The exhibition features new two- and three-dimensional works in ceramic, crochet, fabric and pencil, and an earlier Eraserhead drawing that acts as a touchstone for this body of work. United by attitude rather than medium or method, Christian Holstad’s work probes received ideas about class, value, culture and society, often leading the viewer on richly evocative journeys into cycles of creation, growth, consumption and dissipation. While many of the works impress upon us the intensity of their hand-crafted surfaces, hands and gloves feature literally as well as figuratively in the works on display. In one instance, a sculpture of a pair of boxing gloves is made from oven mitts; in another, an early example of the artist’s celebrated Eraserhead drawings (Grain fields, 2003), in which Holstad selectively erases sections of images cut from newspapers and magazines, meaning is altered in ways that hint at subtextual layers through the image.
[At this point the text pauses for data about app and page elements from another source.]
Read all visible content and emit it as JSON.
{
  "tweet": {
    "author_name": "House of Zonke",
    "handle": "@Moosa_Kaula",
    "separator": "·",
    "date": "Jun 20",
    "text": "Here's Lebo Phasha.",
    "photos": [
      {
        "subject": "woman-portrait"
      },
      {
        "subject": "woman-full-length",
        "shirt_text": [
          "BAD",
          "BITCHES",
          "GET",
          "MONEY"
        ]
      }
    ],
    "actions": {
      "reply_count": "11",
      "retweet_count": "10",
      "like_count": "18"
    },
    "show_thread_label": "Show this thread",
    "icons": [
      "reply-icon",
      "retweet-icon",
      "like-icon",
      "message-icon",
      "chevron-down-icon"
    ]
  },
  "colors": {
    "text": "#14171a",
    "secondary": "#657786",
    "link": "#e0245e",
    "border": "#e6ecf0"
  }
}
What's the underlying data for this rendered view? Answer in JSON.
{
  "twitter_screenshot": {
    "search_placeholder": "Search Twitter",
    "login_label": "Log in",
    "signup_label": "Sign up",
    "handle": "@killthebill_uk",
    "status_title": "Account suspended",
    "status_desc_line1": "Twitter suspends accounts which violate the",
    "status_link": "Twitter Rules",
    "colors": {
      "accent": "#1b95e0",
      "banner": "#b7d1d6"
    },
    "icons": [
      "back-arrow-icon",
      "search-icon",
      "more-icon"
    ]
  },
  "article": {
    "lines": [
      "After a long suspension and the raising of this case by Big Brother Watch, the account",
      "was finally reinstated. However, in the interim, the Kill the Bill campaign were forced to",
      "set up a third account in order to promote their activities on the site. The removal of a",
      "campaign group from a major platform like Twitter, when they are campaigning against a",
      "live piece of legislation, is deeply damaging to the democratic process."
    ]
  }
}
Some of the artworks are the result of a close collaboration with Italian ceramicists, of an extended period living and working in Faenza, – home to the historical manufacture of majolica ware known as faience -. This reveals how the artist developed new ways of working with clay, expanding on the vast array of techniques which he has been honing over three decades, borrowing from American, English and Japanese traditions.